Here’s what you need to know if you’re over 80 and wondering if it’s worth it to have a hip or knee replacement electively. How safe is it?

It’s one thing if an 80-plus person absolutely has to have a total hip or knee replacement due to an acute injury such as from a fall or motor vehicle accident.

But what about people over age 80 who are plagued by the pain of osteoarthritis in their joints and are wondering about the mortality rates of a hip or knee replacement?

“Studies seem to indicate that total joint replacement in the elderly, provided all factors regarding the patient’s health are similar, are really quite safe,” says Barbara Bergin, MD, board certified orthopedic surgeon at and co-founder of Texas Orthopedics, Sports & Rehabilitation Associates.

“There may be a slightly higher potential for post-operative complications, which would seem intuitively apparent,” continues Dr. Bergin.

“However, when compared to the benefits of improved quality of life, increased mobilization and reduced use of pain relievers, consideration of these operations in folks over 80 is becoming a reality.”

One such study is in the Journal of Bone and Joint Surgery (July 2014), affirming that these kinds of surgeries for people over 80 are generally safe.

This applies to patients with few to zero accompanying medical conditions.

“It is especially important when we also consider the aging population, as well as the activity of the elderly now, as compared to decades in the past,” says Dr. Bergin.

“It is harder to recover from a total knee replacement than a total hip replacement.

“We have to consider the rigors of rehabilitation and a patient’s ability to comply with a program when discussing total knee replacement.

“Dementia and overall physical disability certainly influence our decision to recommend surgery.

“Not so with total hip replacements. In fact, we frequently do basically the same operation for hip fractures [when compared to hip osteoarthritis] in the very elderly, and they do quite well. They’re able to bare weight and mobilize very quickly.

“My dad had his knee replaced when he was 79. He was golfing three months later. He is now 87 and still golfing a couple of times a week!”

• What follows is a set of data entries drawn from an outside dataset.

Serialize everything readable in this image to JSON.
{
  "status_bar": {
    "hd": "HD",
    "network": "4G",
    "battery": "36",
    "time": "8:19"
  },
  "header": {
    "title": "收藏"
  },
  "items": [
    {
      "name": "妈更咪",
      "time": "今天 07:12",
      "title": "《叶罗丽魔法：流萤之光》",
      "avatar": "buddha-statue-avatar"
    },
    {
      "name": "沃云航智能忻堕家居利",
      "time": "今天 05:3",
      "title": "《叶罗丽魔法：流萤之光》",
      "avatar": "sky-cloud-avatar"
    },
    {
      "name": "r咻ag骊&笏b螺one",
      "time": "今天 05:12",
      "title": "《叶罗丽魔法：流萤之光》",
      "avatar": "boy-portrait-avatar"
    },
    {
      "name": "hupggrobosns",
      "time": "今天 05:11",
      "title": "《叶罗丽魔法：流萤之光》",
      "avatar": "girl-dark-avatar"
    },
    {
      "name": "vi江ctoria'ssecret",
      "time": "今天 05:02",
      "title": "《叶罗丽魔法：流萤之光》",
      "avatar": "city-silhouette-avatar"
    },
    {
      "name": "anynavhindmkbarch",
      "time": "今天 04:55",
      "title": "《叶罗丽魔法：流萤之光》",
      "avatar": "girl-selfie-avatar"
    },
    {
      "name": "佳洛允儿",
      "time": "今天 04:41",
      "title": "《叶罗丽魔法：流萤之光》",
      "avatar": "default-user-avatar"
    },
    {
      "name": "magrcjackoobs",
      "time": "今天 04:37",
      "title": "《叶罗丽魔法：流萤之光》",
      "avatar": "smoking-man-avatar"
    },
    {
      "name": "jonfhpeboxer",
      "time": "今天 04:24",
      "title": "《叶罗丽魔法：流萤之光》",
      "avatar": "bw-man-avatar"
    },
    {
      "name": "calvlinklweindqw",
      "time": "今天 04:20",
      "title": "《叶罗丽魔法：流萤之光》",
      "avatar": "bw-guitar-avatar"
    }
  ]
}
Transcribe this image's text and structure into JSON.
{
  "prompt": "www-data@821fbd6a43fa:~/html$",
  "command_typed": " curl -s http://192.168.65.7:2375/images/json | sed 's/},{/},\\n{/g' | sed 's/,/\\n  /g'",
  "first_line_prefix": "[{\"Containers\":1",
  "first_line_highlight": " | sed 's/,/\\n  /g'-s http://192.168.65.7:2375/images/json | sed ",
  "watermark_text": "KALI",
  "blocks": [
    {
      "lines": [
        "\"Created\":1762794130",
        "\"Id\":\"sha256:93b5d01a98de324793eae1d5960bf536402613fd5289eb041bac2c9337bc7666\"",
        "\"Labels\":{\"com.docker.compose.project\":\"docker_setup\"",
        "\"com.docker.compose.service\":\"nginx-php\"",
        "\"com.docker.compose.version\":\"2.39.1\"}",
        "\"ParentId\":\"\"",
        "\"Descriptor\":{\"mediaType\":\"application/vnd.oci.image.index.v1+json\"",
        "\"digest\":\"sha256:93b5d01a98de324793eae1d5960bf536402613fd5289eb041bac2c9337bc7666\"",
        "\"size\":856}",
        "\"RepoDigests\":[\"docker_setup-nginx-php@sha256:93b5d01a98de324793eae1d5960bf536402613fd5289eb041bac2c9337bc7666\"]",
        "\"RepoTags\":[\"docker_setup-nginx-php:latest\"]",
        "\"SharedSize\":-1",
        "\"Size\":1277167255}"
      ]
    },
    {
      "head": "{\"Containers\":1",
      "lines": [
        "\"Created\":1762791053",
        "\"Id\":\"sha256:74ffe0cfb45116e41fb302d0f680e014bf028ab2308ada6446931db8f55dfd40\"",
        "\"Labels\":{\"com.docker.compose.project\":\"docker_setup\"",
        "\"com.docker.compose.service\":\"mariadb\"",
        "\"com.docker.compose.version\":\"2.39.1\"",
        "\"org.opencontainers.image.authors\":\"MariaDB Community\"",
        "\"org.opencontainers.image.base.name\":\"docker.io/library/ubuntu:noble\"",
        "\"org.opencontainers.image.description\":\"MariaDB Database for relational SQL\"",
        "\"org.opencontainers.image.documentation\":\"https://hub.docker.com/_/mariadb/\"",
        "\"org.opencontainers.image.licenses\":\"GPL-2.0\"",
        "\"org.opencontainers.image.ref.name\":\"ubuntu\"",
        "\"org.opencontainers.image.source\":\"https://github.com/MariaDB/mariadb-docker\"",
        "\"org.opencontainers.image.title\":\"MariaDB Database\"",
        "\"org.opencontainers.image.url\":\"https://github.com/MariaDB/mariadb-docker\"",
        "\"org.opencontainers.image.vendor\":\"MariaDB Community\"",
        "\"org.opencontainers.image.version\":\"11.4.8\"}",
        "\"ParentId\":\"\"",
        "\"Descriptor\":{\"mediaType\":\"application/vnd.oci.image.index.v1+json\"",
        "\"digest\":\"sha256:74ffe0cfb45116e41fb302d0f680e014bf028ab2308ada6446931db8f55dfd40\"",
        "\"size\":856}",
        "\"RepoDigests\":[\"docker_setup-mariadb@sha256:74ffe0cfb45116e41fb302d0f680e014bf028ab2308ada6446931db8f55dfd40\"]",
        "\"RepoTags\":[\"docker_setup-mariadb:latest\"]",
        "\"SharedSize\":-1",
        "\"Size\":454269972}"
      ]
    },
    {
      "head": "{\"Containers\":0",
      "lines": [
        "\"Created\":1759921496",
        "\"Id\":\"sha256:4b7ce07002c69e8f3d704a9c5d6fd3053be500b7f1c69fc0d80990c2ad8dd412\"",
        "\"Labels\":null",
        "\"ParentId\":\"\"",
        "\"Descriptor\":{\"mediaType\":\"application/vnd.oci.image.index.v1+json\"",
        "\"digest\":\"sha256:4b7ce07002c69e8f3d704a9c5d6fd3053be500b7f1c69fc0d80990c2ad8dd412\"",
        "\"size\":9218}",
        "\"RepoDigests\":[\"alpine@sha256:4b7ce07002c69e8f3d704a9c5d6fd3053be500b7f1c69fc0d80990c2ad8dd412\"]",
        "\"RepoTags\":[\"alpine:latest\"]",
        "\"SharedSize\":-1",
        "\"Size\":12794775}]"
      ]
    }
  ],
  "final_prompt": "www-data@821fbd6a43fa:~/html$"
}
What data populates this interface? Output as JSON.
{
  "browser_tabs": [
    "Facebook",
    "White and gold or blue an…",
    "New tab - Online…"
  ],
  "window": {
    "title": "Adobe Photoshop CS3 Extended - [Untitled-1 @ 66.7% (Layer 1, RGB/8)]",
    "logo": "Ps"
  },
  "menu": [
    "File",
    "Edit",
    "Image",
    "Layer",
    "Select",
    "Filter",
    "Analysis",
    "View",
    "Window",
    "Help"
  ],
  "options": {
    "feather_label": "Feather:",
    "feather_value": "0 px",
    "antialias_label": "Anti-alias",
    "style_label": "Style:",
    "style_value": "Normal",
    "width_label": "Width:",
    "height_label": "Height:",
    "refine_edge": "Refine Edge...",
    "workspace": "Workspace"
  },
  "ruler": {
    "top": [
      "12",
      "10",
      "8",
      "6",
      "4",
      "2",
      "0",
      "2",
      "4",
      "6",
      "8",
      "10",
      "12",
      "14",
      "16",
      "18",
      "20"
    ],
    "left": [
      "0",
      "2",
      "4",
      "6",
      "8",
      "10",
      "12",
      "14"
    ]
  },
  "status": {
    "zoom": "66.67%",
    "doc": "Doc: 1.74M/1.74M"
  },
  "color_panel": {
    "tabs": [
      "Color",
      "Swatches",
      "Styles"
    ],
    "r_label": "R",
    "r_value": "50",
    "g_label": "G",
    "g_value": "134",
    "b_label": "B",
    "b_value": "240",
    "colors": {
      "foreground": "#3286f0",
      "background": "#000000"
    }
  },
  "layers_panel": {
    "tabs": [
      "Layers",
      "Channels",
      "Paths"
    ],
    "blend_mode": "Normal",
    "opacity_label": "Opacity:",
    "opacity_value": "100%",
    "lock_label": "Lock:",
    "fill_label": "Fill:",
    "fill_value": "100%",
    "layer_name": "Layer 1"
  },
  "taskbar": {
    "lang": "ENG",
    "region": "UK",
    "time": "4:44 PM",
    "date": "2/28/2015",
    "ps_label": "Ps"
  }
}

The BJS study, which involved hundreds of thousands of patients spanning a number of years, showed that in people with no other medical conditions/diseases (comorbidities) or only a small number of comorbidities, the in-hospital complication rate decreased significantly for total knee replacement in patients over age 80.

However, the in-hospital complication rate for total hip replacement, with these same variables, remained about the same.

For overall patients (i.e., including those with many comorbidities) over 80, the complication rate for total knee replacement went from 9.9 percent to 9.1 percent, and for total hip replacement, it went from 9 percent to 10.3 percent.

Again, these figures include the patients with more comorbidities (e.g., diabetes, congestive heart failure, poor kidney function).

The in-hospital death rate for patients over 80 who had a total knee replacement was 0.3 percent, and for total hip replacement, 0.5 percent.

Dr. Bergin is a general orthopedist, surgically and conservatively treating all manner of bone and joint conditions. She enjoys educating patients so they can emerge stronger than they were before their orthopedic injury or surgery.
Lorra Garrick has been covering medical, fitness and cybersecurity topics for many years, having written thousands of articles for print magazines and websites, including as a ghostwriter. She’s also a former ACE-certified personal trainer.  
Top image: Shutterstock/Boryana Manzurova